I travel to Honduras regularly but my first visit was in 1983. Landing in Tegucigalpa, the capitol city can be a hair raising experience. Even the most able of pilots must perform aerial acrobatics in order to maneuver the plane safely through the ring of mountains surrounding the city.
Thirty years ago I was in Tegucigalpa as an international commercial lawyer, negotiating a major military contract for my then employer. When the negotiation had been completed, I left the hotel to catch a taxi to the airport however, across the street was a small gallery with a painting by Roque Zelaya Acosta. Something about his work spoke to me and after a long conversation with the gallery proprietor I decided to purchase “The Bull Fight”, my first naïve art acquisition. At that time the name of the artist didn’t register with me and the signature on the canvas was illegible.

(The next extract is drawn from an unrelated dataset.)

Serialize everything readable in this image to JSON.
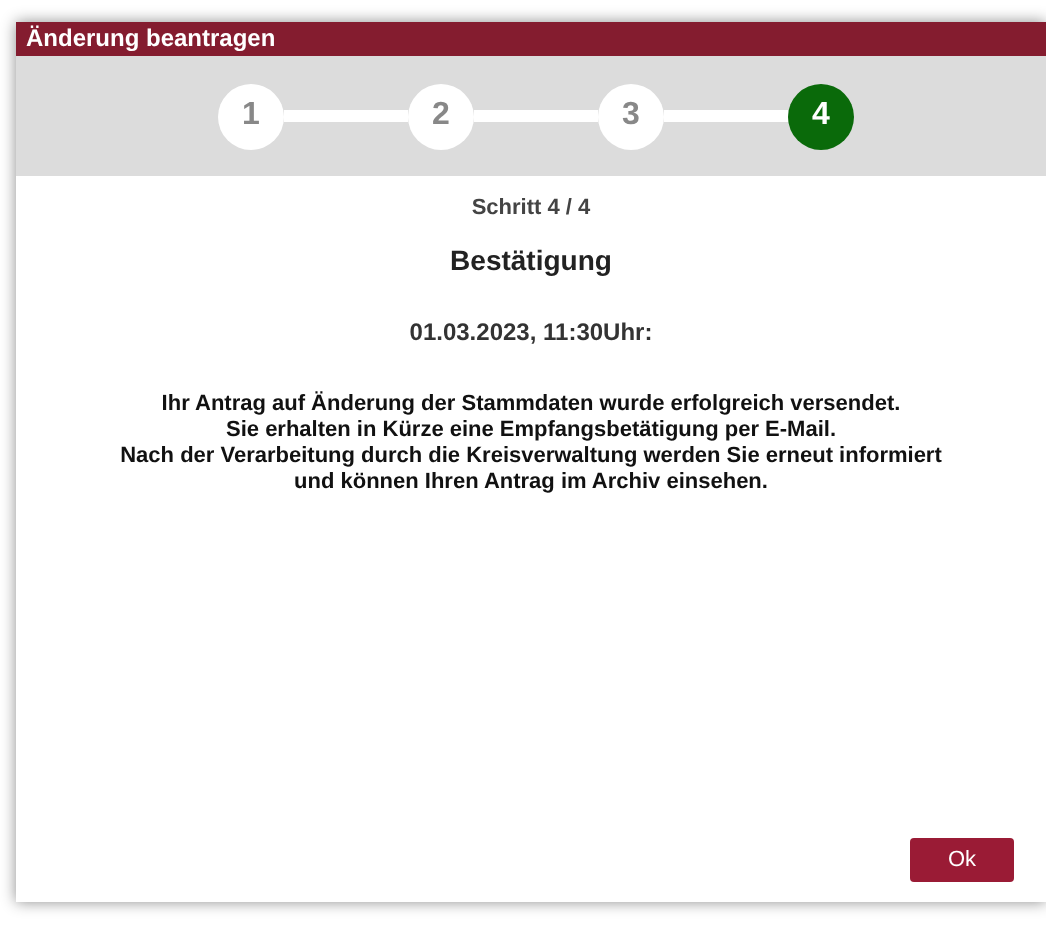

Approximately eight years ago when GINA Gallery opened its doors, I returned to Tegucigalpa to commence my search for the leading naives of Honduras. At the airport I was met by Roque Zelaya , whom, I had been told was the top naïve artist in all of Central America. Roque explained that we had a very busy itinerary ahead of us and that he was going to take me around Tegucigalpa to meet the various important naives of the country. At the end of a very long day, he suggested that perhaps we would like to visit his home, as well, to see some of his works. Imagine my surprise upon entering his dwelling to see on the walls several works that were clearly by the same hand as The Bull Fight. This was the beginning of a warm and deep friendship that has continued to today.
Last year, when GINA Gallery was contemplating the printing of a new annual catalogue, I mentioned to Roque that we were looking for an appropriate naïve artwork that would appear on the cover.. When I returned six months later, Roque presented me with a beautiful panoramic scene of his childhood village entitled “My Pretty Woman”. In my heart I knew that I had found just the right painting for our catalogue’s cover.
A few weeks ago I returned to Honduras and as usual was greeted with a huge bear hug by the smiling Roque Zelaya. Upon arriving at my hotel I presented Roque with the new catalogue. It was an emotional moment for us both as Roque was visibly overwhelmed by this honor. GINA Gallery is proud to have “My Pretty Woman” by Roque Zelaya as the signature painting on its catalogue which is the gallery’s ambassador of good will to the world.
Roque Zelaya Acosta (Honduras)